Data extracted from a collection:
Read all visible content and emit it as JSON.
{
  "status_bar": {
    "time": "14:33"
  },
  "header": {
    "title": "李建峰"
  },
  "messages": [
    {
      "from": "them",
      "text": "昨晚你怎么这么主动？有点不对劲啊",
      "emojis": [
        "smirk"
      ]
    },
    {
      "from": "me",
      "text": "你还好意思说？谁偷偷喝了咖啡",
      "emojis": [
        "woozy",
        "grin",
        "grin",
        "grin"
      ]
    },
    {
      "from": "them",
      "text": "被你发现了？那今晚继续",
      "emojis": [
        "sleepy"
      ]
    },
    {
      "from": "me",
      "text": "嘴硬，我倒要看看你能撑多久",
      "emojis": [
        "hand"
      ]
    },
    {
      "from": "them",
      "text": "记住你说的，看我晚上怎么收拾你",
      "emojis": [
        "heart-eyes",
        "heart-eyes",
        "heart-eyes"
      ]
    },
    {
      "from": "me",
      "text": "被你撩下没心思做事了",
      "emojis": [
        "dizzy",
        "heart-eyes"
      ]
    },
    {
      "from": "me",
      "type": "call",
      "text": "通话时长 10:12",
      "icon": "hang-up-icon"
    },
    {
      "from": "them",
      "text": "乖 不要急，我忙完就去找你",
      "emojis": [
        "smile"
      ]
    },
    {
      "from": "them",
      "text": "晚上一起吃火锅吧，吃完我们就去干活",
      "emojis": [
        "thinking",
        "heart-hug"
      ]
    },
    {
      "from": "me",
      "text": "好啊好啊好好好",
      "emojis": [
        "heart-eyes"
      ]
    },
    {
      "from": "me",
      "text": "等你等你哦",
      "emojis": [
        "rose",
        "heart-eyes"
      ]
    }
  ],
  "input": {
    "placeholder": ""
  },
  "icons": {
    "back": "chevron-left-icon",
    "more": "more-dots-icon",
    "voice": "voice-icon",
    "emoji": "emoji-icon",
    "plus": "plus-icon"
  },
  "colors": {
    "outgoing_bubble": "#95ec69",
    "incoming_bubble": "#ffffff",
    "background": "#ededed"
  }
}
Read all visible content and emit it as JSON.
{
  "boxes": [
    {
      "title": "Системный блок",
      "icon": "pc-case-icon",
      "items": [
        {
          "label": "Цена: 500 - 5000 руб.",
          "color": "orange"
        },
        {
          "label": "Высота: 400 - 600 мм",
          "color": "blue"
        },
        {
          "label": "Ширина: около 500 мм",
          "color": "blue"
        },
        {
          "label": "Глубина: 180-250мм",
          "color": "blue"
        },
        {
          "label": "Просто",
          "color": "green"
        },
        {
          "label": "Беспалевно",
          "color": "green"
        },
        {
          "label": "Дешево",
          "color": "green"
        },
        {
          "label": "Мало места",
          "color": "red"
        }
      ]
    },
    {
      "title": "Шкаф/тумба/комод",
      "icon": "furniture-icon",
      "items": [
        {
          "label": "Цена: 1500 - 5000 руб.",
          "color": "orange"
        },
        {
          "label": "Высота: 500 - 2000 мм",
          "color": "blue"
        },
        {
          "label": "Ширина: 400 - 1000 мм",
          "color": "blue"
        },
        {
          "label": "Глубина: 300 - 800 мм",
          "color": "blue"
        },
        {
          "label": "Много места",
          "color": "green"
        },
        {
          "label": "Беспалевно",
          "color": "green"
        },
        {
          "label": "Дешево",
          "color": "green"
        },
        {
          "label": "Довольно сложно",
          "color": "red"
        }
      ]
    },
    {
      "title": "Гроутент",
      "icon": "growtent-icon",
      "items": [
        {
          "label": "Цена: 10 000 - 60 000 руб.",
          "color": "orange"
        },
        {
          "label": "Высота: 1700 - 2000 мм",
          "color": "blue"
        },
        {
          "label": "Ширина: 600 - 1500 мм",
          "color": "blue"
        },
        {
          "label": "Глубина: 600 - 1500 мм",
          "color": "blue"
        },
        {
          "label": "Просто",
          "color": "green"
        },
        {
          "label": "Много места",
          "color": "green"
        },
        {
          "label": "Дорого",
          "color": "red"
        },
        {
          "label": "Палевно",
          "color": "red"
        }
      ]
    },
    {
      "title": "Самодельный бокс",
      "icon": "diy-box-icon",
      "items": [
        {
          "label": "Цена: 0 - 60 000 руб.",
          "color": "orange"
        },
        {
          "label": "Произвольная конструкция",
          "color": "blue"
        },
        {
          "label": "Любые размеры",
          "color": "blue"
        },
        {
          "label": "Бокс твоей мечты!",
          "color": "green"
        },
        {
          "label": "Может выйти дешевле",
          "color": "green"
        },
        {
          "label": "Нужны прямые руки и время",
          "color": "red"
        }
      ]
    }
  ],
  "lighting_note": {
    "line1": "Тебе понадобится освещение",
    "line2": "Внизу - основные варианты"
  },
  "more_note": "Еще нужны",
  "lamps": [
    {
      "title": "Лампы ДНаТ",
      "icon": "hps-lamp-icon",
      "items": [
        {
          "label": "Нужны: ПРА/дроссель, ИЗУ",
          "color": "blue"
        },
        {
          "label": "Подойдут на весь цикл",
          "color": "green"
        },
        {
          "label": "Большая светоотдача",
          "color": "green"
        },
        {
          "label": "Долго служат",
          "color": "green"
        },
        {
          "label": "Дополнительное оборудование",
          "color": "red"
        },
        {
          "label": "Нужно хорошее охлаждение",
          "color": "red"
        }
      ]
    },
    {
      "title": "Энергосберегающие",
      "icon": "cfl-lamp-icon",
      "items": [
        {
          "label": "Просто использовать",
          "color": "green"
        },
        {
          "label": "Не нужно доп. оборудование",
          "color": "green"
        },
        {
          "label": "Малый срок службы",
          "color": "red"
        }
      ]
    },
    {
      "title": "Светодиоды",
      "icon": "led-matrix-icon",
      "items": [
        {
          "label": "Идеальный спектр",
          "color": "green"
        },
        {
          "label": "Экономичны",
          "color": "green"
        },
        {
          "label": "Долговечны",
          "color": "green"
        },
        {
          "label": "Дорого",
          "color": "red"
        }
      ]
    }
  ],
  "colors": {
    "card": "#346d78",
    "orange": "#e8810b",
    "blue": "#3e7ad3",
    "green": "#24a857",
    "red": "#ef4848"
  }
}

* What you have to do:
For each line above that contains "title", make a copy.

* The answer:
    "title": "李建峰"
      "title": "Системный блок",
      "title": "Шкаф/тумба/комод",
      "title": "Гроутент",
      "title": "Самодельный бокс",
      "title": "Лампы ДНаТ",
      "title": "Энергосберегающие",
      "title": "Светодиоды",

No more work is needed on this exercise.